“Unacceptable” to use police cells for holding vulnerable people, says peer
11:24 15 October 2012
The man in charge of an investigation into how the Metropolitan Police deals with mental health incidents has said using cells as holding facilities is “unacceptable”.
Lord Victor Adebowale, chief executive of the social enterprise Turning Point, is leading the independent commission into mental health and policing at the Met.
The review is carrying out an examination of cases from over the last five years where someone with a mental health condition has either died or been seriously injured following contact with police.
It was announced following an inquest ruling this summer that the police had used “unsuitable force” to restrain Sean Riggs, a mentally ill musician from south London who later died in a police cell.
Lord Adebowale told The Independent newspaper: “The cells being used as places of safety is unacceptable. The police are perceived to be in a difficult position but frankly that’s not my concern.
“My job is to ensure that the police response is improved.”
He continued: “I haven’t approached this with deep sympathy for the police, of any other emergency service for that matter. I have approached this as a taxpayer who expects when they dial 999 to get an excellent response.”
Also on the panel are a number of independent experts and the Association of Chief Police Offcers (ACPO) lead for mental health.

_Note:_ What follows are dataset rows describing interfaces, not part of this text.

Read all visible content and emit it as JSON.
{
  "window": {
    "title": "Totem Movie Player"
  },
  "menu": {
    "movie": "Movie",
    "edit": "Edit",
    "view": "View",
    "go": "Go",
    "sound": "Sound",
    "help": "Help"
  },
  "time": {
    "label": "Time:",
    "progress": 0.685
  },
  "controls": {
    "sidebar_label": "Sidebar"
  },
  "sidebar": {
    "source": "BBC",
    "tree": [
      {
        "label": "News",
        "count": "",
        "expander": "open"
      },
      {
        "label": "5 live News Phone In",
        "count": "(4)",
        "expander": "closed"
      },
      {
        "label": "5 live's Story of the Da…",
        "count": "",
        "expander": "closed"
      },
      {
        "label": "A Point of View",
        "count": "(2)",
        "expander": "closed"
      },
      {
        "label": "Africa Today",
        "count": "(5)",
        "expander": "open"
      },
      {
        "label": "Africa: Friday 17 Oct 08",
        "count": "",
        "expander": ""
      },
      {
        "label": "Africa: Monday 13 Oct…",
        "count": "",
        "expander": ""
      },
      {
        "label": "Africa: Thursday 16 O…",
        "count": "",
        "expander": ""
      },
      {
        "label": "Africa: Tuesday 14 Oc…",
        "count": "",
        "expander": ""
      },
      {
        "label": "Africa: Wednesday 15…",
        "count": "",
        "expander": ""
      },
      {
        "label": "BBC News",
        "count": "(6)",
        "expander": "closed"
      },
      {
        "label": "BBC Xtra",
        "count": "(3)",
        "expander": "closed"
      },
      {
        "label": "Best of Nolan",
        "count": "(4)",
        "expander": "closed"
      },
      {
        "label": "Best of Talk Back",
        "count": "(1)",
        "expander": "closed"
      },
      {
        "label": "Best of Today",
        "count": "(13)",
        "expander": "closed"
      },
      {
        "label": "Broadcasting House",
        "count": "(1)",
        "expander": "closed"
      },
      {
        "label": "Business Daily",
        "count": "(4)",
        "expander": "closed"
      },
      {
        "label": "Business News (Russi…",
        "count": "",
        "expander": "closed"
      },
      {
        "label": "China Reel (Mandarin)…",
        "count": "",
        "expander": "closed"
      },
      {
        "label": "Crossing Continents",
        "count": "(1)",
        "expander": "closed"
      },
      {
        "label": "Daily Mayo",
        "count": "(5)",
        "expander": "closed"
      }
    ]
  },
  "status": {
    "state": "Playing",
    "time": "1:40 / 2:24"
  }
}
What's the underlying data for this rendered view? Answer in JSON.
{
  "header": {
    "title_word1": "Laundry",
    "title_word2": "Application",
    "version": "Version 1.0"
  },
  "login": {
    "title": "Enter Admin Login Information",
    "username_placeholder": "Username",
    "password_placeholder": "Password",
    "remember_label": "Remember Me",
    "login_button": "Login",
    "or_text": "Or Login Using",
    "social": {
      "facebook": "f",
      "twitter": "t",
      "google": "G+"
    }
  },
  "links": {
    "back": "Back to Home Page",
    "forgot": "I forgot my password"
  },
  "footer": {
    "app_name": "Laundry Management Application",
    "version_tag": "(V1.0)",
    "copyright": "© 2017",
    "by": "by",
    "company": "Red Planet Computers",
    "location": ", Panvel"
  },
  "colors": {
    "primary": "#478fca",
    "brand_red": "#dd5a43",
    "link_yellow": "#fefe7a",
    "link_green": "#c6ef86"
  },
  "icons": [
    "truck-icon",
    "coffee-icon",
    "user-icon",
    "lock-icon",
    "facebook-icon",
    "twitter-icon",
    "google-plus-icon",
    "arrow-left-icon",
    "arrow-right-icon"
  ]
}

The commission is expected to present its findings to the Met in February 2013. Its report will be made public.